There are a few legends that have been passed down through the generations that describe the secret behind how the name “Nagareyama,” which means “flowing mountain,” came to be. The most popular legend is that long ago, a part of Akagi Mountain (a mountain located in the neighboring Gunma Prefecture) broke off, and the debris flowed down the Edo River to where present day Nagareyama is. Since Japanese culture has always been deeply intertwined with nature and the environment, it is theorized that the city was named after this significant natural event. The shrine is called Akagi Shrine in honor of these roots connected to Akagi Mountain, and is often described as the origin of the city of Nagareyama.
One of the most prominent sights in Nagareyama can be found at Akagi Shrine. It is a massive Shimenawa that is hung on the torii gates of the shine.

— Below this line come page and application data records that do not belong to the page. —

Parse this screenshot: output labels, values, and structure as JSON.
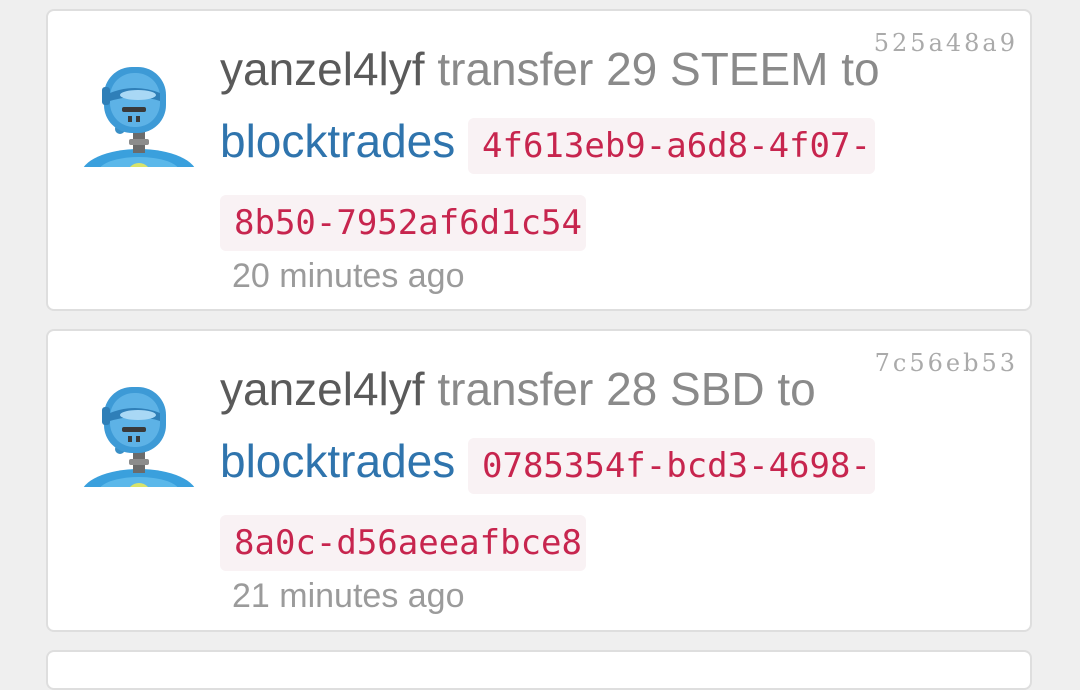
{
  "feed": {
    "items": [
      {
        "tx_id": "525a48a9",
        "user": "yanzel4lyf",
        "action_text": " transfer 29 STEEM to ",
        "recipient": "blocktrades",
        "memo": "4f613eb9-a6d8-4f07-8b50-7952af6d1c54",
        "time": "20 minutes ago"
      },
      {
        "tx_id": "7c56eb53",
        "user": "yanzel4lyf",
        "action_text": " transfer 28 SBD to ",
        "recipient": "blocktrades",
        "memo": "0785354f-bcd3-4698-8a0c-d56aeeafbce8",
        "time": "21 minutes ago"
      }
    ]
  },
  "colors": {
    "link": "#2f74ad",
    "memo_text": "#c7254e",
    "memo_bg": "#f9f2f4",
    "card_bg": "#ffffff",
    "page_bg": "#efefef"
  },
  "icons": {
    "avatar": "robot-avatar-icon"
  }
}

A Shimenawa is a rope that is commonly hung in Shinto shrines as a ward against evil spirits. Every year around October is when things get lively at Akagi Shrine, as people from around the region gather to help weave a new rope. The end result is a massive shimenawa that is over 6.5 meters long, weighing in around 500kg.
A week after the new rope is adorned on the Torii Gate, is the annual Akagi Shrine Festival. The area is decorated with bright lanterns, and during the main event, the Omikoshi parade, a portable shrine is carried around the Honcho area. In a shocking grand finale, the omikoshi is rushed up the steep steps of Akagi Shrine. Visitors of the festival are welcomed with traditional Japanese taiko music, and are able to snack on the yakisoba and candied apples from the various food booths.